Please state the number of lines in the entries below where the word "JSON" appears. Include nothing else.
── DATA FOR THIS EXERCISE ──
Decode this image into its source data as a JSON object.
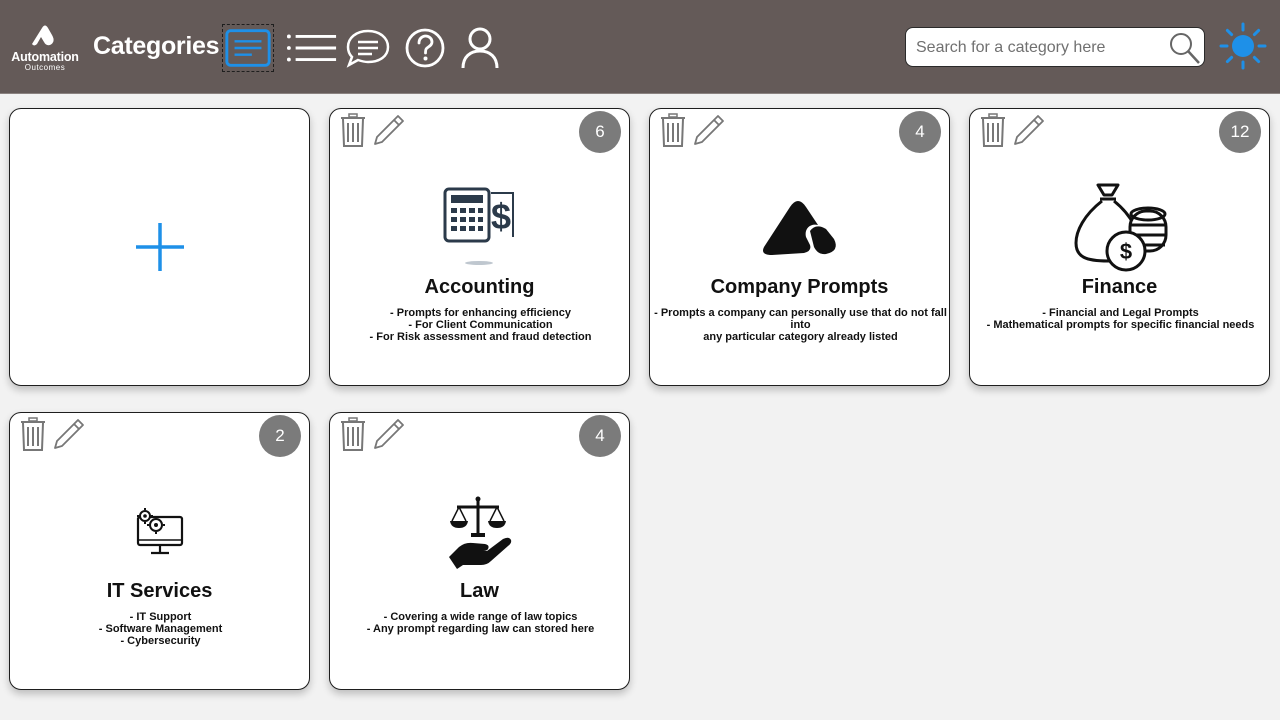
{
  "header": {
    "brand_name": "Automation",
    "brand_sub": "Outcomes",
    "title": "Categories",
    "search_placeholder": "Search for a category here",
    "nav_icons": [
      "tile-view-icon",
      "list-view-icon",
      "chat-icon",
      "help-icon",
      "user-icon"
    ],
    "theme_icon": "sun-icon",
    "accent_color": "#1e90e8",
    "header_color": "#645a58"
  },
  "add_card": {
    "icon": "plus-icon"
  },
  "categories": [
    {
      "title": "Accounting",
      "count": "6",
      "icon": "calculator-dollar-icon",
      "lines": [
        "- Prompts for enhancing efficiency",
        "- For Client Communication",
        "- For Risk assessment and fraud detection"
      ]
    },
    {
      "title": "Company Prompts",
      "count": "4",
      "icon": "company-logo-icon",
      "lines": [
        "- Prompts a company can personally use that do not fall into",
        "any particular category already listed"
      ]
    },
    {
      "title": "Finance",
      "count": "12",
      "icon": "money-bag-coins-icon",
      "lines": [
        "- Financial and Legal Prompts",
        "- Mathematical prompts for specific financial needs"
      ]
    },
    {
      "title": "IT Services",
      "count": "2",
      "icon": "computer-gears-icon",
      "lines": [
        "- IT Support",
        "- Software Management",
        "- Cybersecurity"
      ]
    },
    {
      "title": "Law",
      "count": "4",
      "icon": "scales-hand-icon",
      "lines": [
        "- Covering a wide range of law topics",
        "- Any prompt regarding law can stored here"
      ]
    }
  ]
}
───
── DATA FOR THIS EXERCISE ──
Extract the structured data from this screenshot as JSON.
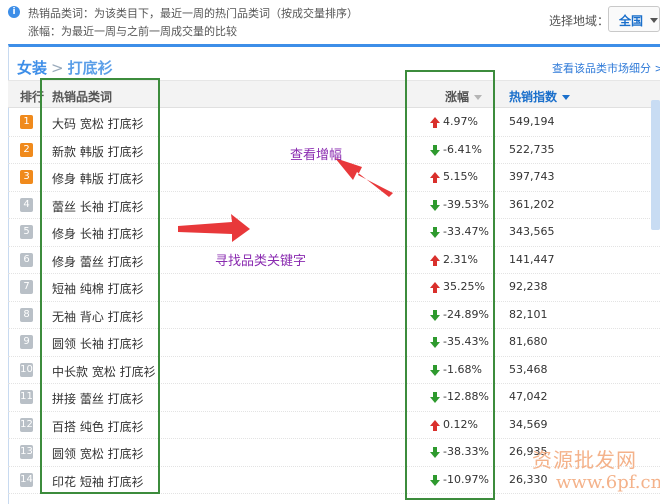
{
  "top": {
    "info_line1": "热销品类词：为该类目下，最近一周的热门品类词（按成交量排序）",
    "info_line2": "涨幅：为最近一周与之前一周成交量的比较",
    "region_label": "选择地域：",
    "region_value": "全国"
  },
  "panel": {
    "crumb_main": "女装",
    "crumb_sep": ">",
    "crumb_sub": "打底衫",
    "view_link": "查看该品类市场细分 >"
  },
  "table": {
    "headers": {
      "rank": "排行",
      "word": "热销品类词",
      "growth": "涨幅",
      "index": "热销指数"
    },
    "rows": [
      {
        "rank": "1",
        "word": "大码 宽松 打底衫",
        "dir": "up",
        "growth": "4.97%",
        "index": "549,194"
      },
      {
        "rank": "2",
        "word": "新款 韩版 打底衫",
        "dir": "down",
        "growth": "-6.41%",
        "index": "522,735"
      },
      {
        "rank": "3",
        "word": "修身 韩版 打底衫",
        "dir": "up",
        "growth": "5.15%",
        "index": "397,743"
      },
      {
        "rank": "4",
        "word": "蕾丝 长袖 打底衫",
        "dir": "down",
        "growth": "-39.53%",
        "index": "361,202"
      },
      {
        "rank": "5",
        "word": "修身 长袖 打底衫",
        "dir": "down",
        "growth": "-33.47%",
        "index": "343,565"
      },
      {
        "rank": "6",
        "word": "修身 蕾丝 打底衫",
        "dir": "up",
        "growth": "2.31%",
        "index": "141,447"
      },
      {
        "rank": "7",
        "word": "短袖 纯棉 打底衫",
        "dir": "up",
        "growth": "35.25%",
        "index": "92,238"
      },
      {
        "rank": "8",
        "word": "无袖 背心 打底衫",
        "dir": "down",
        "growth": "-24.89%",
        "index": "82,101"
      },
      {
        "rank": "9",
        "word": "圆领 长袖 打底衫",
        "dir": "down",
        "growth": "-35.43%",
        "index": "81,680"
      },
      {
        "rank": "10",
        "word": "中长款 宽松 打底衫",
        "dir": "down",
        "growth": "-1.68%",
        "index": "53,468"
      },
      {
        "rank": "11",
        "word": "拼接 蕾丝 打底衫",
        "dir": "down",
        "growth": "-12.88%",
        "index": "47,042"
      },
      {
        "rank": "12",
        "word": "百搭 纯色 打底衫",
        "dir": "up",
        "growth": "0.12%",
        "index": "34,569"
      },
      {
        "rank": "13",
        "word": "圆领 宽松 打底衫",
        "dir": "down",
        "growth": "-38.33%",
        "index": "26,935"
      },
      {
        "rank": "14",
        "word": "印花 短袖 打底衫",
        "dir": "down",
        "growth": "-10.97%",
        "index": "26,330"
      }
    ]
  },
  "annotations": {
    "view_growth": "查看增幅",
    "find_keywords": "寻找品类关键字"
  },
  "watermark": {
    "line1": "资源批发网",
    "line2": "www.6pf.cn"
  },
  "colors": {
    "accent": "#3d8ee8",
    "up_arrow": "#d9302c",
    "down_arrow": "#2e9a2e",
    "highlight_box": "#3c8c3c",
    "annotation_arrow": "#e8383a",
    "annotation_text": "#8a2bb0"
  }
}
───
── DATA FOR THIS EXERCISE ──
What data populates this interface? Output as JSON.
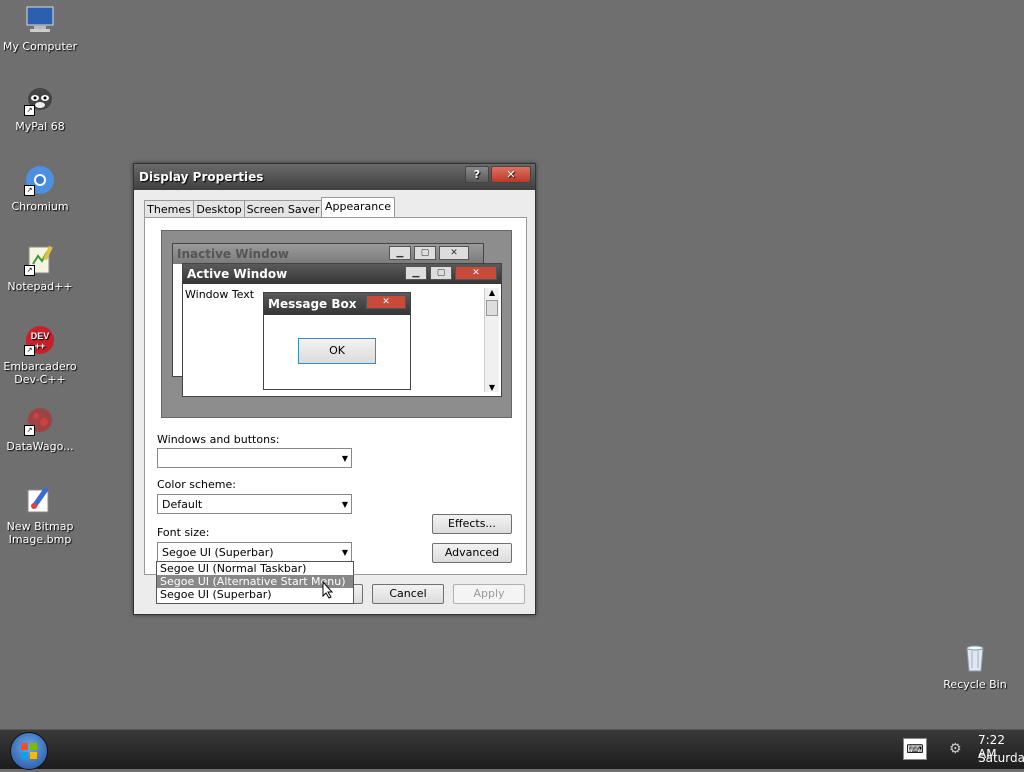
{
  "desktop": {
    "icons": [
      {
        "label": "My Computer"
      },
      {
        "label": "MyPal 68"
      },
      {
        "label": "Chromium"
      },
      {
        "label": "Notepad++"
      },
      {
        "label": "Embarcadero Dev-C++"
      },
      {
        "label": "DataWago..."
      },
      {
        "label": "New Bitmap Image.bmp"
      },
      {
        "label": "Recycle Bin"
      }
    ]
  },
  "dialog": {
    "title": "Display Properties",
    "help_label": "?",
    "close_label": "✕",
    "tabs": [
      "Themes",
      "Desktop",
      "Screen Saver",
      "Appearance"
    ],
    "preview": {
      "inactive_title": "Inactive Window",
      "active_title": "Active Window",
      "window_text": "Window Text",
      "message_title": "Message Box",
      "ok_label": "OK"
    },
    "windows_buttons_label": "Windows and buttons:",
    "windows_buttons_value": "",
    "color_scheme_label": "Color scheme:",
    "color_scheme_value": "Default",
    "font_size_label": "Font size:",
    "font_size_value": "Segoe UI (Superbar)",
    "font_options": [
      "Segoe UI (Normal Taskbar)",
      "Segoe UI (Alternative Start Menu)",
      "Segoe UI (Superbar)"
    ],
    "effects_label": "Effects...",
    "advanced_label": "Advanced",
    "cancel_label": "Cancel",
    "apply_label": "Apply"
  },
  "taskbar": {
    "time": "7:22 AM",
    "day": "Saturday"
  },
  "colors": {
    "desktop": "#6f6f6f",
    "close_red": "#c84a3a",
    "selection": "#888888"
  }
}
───
▶ _ANSWER BOX_: 3